Dress Discharges One Million Volts of Electricity Without Electrocuting Wearer
This wearable faraday cage dress by Anouk Wipprecht and Arcattack glows bright purple when electrified
Dutch electronic couture artist, designer and curator Anouk Wipprecht collaborated with Tesla coil music performance group ArcAttack to create an “electrifying” dress that conducts and discharges electrical current.
Wipprecht and Arcatack’s wearable “faraday cage style dress” was carefully designed and constructed so that it can discharge a million volts of electricity without electrocuting the wearer.
Wipprecht designed the dress at her artist residency in Autodesk in San Francisco. The fashiontech artist designed the dress specifically for a collaboration with ArcAttack, and the artists presented the dress at the 9th annual Maker Faire Bay Area.
The faraday cage dress is made of 94 waterjet-cut metal panels connected together with more than 600 rings. The dress has shoulder pieces fitted with 16-inch nitrogen-filled plasma balls that glow bright purple when electrified with the Tesla coils.

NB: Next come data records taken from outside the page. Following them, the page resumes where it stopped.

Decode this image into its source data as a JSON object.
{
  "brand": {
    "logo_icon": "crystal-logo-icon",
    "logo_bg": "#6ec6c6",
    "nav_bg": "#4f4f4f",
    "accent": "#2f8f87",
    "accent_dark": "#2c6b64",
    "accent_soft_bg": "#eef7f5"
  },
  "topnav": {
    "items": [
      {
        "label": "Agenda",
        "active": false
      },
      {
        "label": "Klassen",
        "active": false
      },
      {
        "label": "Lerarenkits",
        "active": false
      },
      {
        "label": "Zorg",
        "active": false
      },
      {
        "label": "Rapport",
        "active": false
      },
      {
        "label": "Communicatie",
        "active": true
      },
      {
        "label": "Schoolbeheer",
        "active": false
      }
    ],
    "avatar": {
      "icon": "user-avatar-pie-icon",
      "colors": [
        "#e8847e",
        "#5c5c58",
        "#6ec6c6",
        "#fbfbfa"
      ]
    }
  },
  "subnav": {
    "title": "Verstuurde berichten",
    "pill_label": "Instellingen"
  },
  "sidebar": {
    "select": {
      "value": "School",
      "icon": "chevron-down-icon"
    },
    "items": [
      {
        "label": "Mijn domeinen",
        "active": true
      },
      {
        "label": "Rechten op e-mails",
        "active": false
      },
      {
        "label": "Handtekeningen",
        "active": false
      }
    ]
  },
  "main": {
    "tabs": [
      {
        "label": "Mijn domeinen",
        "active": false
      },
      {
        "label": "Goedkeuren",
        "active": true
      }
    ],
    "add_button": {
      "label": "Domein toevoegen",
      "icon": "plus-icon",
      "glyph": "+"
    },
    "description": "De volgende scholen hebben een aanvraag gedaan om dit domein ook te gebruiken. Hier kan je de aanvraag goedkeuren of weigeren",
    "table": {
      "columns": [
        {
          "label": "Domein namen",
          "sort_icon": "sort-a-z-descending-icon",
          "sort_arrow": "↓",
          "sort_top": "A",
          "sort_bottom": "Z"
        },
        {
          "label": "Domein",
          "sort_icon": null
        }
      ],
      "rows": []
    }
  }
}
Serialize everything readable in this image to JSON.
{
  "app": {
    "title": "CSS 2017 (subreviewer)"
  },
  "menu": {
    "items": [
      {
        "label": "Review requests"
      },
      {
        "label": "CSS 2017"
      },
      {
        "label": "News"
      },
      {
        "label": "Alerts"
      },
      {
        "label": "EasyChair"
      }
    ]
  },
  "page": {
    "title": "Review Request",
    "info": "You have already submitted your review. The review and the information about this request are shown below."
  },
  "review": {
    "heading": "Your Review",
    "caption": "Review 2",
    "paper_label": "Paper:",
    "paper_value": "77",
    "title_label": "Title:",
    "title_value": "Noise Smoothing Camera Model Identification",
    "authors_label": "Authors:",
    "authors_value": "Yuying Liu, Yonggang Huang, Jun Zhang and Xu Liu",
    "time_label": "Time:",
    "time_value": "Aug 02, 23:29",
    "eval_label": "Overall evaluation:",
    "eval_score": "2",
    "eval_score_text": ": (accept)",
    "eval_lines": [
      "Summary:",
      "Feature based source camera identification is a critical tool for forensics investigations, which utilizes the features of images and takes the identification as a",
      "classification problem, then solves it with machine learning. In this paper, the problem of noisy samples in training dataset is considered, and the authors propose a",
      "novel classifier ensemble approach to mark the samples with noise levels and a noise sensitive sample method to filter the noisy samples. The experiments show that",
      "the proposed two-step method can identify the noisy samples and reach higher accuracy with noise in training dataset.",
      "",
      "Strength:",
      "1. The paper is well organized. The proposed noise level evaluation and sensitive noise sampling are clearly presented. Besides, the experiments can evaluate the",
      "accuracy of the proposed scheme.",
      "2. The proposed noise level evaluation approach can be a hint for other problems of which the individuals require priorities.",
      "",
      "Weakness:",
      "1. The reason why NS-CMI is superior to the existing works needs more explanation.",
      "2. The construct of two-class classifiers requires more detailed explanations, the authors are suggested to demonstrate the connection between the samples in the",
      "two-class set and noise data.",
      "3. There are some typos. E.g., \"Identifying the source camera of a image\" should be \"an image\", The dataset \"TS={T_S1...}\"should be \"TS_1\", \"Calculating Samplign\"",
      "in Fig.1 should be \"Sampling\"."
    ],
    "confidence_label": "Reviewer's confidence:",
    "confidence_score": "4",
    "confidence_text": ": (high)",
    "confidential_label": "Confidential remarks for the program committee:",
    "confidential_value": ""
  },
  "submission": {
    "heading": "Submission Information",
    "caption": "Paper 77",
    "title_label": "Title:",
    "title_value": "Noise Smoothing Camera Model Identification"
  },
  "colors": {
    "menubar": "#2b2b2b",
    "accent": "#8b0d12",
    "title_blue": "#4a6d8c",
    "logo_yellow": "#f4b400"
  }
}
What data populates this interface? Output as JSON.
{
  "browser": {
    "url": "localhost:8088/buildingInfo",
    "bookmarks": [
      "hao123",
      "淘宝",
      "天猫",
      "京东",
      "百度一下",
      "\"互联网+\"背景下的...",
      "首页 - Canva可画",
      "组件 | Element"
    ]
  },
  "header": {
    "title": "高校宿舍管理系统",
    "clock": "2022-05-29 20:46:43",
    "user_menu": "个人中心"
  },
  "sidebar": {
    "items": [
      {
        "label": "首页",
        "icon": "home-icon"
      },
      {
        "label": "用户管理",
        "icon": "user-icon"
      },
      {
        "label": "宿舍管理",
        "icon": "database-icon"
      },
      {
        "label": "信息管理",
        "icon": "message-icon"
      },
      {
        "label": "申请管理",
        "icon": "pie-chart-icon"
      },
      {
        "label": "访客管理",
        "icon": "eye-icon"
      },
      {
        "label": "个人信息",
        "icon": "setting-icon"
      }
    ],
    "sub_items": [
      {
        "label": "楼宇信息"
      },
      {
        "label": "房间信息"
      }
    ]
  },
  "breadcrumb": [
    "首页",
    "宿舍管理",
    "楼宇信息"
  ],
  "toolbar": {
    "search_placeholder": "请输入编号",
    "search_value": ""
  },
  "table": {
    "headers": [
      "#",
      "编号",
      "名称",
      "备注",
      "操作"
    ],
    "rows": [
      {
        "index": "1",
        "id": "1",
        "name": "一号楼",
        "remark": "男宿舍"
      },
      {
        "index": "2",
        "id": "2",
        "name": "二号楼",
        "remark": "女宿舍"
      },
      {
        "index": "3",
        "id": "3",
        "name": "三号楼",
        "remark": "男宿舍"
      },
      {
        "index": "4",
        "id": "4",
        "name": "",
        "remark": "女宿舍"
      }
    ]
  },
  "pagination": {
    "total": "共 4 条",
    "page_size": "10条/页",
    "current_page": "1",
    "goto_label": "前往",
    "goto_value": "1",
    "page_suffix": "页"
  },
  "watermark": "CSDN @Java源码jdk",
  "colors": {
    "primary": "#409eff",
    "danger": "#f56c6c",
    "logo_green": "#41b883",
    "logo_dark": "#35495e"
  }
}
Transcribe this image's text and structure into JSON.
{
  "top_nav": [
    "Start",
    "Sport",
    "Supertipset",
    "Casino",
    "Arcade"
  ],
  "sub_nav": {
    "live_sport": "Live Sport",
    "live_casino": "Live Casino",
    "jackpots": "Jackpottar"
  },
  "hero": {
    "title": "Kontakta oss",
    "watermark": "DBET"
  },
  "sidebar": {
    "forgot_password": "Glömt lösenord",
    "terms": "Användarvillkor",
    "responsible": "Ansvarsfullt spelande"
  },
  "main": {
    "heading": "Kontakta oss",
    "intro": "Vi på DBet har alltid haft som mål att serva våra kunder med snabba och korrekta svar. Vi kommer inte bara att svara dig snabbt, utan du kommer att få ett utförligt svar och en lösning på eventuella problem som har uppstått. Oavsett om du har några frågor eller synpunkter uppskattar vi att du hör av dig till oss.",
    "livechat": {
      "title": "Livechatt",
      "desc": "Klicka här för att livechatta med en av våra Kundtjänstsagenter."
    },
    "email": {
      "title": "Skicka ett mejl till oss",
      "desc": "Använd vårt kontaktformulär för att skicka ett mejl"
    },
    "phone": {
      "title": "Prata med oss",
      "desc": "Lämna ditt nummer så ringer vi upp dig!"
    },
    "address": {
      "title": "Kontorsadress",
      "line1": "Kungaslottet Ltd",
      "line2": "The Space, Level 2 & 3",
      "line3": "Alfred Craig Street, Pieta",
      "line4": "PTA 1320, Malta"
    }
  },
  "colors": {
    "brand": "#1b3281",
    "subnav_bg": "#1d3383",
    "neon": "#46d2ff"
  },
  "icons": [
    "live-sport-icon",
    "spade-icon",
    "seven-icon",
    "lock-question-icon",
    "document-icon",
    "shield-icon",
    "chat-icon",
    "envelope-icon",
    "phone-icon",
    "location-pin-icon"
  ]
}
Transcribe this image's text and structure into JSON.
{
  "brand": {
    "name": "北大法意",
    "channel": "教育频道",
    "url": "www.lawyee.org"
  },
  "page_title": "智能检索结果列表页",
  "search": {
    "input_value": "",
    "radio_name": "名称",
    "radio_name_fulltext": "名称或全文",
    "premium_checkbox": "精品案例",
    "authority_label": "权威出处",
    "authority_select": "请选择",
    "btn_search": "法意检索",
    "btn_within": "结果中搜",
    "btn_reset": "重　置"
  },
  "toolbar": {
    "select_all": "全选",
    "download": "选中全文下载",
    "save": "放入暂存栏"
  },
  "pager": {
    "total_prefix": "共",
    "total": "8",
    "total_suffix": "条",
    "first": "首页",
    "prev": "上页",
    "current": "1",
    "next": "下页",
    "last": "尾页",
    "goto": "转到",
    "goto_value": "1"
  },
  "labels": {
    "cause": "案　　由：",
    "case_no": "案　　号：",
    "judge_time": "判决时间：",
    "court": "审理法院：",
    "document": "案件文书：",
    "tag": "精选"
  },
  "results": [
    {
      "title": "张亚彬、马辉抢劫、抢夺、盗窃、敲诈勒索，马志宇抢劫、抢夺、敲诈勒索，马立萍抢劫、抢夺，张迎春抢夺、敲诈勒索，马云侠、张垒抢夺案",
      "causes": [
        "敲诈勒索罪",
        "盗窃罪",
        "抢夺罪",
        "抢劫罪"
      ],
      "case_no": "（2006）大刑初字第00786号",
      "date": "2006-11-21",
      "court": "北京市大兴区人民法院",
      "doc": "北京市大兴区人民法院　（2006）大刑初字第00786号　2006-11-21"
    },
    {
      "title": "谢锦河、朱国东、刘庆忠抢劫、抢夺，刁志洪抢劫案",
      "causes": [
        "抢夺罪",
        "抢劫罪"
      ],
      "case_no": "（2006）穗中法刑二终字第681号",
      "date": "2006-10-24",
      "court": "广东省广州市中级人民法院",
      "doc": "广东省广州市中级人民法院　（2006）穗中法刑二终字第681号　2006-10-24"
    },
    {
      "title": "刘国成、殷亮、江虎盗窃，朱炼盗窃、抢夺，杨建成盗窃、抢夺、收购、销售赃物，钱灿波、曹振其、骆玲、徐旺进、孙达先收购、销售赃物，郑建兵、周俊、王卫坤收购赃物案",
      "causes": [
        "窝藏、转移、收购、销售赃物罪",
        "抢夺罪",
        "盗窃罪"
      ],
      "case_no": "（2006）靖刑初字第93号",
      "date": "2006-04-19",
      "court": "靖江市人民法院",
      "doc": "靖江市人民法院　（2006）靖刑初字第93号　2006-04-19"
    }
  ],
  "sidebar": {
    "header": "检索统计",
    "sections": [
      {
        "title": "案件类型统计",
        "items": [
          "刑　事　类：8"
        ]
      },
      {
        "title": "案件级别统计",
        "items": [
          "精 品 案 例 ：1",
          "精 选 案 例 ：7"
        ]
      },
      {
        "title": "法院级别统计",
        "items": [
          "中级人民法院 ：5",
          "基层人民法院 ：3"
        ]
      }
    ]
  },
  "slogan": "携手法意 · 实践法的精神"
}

Wipprecht and ArcAttack followed the principle of “form follows function” when creating the dress since safety was paramount in this project. They conducted several product testings and made necessary modifications before they finalized the prototype for its debut at Makerfaire.
In an interview with Makezine, Wipprecht says the faraday cage dress allowed her to “engage the Tesla coils through the electricity.” The dress “caged” the designer from head to foot against the arcs of the Tesla coils. ArcAttack modified the coils to play musical notes by modulating the spark outputs.
The faraday cage dress debuted at Makerfaire is still a prototype, but it succeeded in creating quite a stunning visualization of how science and fashion can be fused together in an interesting piece. Wipprecht hopes to see a lighter, less bulky, and more wearable version in the near future. The designer has published the details of the design and build of the faraday dress on her Instructables page.